It seems that anyone who lives in a cold climate is always hearing that they need more Vitamin D in the winter. In fact, most people who do not proactively find sources of Vitamin D tend to have a deficiency during winter months.
The challenge with Vitamin D is also that most people are not aware that they need it and they are often not aware that they have deficiency.
One easy way to get Vitamin D is to get it from the sunshine. The problem with that is that for a lot of people, when it is winter, there is barely any sunlight and the days get much shorter.
The main benefit of Vitamin D is the absorption of calcium for healthy bones, however it has other roles as well including cell growth and neuromuscular as well as immune functions. With that being said, it’s pretty darn important.
One of the main sources of Vitamin D is the lovely sunshine. For those of us dealing with shorter amounts of daylight in winter we don’t have as much of an opportunity to soak up the rays and this greatly contributes to less of a daily intake, contributing to seasonal affective disorder (S.A.D.) or just a general sense of the winter time blahs and lack of energy.
One recommended fix is hitting the tanning bed a couple of times a week, but, unless you like your vitamin D with a side of cancer and a dash of leather face, this is not the most ideal.
Very few foods in nature contain Vitamin D—here are a few that are not widely recognized but are even higher in content than dairy. (For a point of reference, one cup of Vitamin D fortified milk contains about 30% of our recommended daily intake.)
1. Cod liver oil: One tablespoon contains 340 percent of our daily value! Tastes disgusting au natural, but have no fear, gel tabs are very easy to find.
2. Swordfish: Three ounces, cooked, has 142% DV
3. Salmon: Three ounces, cooked, contains 112 percent DV
4. Tuna fish: Three ounces, from the can, drained in water has 39 percent DV
5. Orange juice: Fortified with Vitamin D, one cup has about 35 percent DV
6. Mushrooms: Due to the fact that some strains are grown using ultraviolet lights, fungi can be an excellent source. Portabella provides 70-90 percent DV, depending on whether grilled or raw—and maitake contain around 150 percent DV.

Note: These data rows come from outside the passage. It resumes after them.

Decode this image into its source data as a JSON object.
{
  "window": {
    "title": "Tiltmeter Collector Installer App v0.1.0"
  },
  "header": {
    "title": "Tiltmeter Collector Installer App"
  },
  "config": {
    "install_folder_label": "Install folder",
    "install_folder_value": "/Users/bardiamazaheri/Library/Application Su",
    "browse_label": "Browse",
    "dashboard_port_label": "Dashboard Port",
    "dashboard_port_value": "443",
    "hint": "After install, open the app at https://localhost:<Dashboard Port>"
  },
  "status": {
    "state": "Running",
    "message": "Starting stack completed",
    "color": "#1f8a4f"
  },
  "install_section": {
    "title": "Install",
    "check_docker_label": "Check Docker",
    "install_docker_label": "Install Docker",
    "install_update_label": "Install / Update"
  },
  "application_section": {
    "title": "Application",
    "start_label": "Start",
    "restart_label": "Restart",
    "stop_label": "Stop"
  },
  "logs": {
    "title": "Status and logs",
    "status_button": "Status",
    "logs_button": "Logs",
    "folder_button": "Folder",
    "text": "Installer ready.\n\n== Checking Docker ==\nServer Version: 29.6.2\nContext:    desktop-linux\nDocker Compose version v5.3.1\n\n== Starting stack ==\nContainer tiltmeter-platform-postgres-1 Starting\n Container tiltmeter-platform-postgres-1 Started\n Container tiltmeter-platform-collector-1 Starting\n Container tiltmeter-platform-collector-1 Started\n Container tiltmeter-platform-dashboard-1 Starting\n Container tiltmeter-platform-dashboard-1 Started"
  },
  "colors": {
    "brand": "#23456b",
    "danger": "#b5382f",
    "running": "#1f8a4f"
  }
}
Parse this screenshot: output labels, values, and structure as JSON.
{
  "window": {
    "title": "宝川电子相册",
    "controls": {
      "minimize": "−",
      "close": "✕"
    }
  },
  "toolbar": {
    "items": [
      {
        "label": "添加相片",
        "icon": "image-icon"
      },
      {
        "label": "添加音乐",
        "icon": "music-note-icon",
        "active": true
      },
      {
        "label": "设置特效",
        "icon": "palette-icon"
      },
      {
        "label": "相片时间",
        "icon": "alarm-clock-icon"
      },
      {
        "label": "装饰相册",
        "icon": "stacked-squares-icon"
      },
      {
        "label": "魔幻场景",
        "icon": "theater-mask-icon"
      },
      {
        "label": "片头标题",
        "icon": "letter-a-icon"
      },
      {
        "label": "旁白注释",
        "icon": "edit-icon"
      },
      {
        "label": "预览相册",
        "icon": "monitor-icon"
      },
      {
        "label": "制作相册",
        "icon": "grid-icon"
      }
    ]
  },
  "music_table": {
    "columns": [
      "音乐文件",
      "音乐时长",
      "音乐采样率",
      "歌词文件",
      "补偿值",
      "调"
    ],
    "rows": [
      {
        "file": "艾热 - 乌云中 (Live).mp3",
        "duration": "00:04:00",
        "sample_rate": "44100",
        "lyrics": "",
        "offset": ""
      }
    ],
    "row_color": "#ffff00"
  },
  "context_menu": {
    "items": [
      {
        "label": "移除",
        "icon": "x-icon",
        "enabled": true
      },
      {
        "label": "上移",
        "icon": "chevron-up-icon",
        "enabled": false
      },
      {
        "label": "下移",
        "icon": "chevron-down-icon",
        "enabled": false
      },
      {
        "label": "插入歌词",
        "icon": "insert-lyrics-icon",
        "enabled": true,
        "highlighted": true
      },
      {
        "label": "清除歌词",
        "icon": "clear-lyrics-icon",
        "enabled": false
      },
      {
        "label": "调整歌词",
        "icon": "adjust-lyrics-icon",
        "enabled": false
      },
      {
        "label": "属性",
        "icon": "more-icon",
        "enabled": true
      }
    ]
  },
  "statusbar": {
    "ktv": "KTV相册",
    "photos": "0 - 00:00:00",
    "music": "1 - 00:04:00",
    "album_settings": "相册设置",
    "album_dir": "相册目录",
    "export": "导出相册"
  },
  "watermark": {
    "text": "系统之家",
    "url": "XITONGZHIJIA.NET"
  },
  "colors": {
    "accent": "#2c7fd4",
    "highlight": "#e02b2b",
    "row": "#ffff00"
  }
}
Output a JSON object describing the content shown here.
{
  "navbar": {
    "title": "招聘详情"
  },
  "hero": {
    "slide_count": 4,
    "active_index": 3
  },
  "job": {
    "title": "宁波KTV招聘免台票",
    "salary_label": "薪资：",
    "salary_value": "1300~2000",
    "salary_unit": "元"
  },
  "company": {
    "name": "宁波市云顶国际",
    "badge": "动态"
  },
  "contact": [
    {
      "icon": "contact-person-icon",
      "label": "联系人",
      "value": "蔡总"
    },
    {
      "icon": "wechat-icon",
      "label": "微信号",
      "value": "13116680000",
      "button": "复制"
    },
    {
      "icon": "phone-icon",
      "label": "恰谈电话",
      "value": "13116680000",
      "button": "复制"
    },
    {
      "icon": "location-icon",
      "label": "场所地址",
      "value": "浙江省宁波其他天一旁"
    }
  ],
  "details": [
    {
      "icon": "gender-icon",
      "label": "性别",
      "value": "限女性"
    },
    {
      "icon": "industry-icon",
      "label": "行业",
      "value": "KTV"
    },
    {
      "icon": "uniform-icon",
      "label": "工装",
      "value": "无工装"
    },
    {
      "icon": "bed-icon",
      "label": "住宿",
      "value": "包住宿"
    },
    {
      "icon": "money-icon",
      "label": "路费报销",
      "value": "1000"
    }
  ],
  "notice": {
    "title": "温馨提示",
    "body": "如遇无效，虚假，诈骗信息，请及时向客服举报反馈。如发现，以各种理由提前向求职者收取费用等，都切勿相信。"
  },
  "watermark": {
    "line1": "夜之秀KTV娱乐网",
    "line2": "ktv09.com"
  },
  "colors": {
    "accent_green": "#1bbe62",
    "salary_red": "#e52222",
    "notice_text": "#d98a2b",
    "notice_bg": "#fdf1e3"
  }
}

So if a tropical vacation is not on your agenda for the next three-to-five months, hit up your local fish market or organic produce section and use the extra time indoors to get creative in the kitchen!
Your bones and melatonin levels will thank you!